#### EXERCISE GOAL
Print all entries word for word.

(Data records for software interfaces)
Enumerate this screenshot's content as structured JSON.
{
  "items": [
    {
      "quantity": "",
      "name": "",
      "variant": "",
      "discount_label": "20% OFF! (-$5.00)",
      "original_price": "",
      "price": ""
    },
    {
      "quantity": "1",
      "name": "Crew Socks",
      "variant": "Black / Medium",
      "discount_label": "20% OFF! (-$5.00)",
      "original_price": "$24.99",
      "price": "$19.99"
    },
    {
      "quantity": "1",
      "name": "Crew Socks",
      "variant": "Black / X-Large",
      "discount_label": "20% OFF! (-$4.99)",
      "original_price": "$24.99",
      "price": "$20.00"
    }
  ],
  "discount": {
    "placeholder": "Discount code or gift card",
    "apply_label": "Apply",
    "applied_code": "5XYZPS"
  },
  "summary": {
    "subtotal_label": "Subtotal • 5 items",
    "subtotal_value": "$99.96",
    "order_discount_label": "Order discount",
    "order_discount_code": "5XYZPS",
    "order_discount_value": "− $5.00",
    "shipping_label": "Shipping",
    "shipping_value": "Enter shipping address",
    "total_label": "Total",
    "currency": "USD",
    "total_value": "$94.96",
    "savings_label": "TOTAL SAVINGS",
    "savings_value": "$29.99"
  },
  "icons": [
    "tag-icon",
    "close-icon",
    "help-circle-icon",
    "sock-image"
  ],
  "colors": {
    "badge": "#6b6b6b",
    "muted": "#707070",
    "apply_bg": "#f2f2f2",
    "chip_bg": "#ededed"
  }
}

#### RESULT
Enumerate this screenshot's content as structured JSON.
{
  "items": [
    {
      "quantity": "",
      "name": "",
      "variant": "",
      "discount_label": "20% OFF! (-$5.00)",
      "original_price": "",
      "price": ""
    },
    {
      "quantity": "1",
      "name": "Crew Socks",
      "variant": "Black / Medium",
      "discount_label": "20% OFF! (-$5.00)",
      "original_price": "$24.99",
      "price": "$19.99"
    },
    {
      "quantity": "1",
      "name": "Crew Socks",
      "variant": "Black / X-Large",
      "discount_label": "20% OFF! (-$4.99)",
      "original_price": "$24.99",
      "price": "$20.00"
    }
  ],
  "discount": {
    "placeholder": "Discount code or gift card",
    "apply_label": "Apply",
    "applied_code": "5XYZPS"
  },
  "summary": {
    "subtotal_label": "Subtotal • 5 items",
    "subtotal_value": "$99.96",
    "order_discount_label": "Order discount",
    "order_discount_code": "5XYZPS",
    "order_discount_value": "− $5.00",
    "shipping_label": "Shipping",
    "shipping_value": "Enter shipping address",
    "total_label": "Total",
    "currency": "USD",
    "total_value": "$94.96",
    "savings_label": "TOTAL SAVINGS",
    "savings_value": "$29.99"
  },
  "icons": [
    "tag-icon",
    "close-icon",
    "help-circle-icon",
    "sock-image"
  ],
  "colors": {
    "badge": "#6b6b6b",
    "muted": "#707070",
    "apply_bg": "#f2f2f2",
    "chip_bg": "#ededed"
  }
}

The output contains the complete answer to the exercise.